**Activity**. Count the lines below that include "Sensor". Only the number should be given.

■ ■ ■ ■

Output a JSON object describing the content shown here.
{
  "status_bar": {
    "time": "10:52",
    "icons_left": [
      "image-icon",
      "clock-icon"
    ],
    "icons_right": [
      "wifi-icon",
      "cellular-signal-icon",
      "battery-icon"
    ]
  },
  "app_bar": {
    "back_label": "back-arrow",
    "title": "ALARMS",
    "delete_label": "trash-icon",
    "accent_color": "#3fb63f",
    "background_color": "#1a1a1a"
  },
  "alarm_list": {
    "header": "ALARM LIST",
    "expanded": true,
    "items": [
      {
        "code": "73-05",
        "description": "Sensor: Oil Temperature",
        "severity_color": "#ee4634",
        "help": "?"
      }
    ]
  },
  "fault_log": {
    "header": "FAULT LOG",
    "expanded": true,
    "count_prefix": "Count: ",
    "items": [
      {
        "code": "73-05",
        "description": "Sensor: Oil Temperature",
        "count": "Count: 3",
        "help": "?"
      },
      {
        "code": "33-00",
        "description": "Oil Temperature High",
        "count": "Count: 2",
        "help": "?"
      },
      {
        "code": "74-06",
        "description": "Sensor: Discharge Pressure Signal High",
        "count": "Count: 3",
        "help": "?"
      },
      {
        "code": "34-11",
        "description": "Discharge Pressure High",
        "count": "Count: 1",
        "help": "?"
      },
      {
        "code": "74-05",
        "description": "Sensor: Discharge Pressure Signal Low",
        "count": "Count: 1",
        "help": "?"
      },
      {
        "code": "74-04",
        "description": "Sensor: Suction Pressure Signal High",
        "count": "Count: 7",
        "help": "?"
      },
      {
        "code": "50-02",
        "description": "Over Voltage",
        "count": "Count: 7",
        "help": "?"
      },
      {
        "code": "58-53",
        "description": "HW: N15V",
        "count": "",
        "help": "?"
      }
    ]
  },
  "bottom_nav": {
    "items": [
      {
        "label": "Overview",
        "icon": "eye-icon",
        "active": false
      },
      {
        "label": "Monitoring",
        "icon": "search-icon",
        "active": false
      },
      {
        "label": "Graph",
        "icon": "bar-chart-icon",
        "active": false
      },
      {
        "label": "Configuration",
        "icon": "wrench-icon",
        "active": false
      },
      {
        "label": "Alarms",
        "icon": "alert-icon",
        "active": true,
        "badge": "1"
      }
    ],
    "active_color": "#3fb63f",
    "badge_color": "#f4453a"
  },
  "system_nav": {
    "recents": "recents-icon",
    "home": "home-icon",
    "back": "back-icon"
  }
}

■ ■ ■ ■

**Answer to the problem**. 5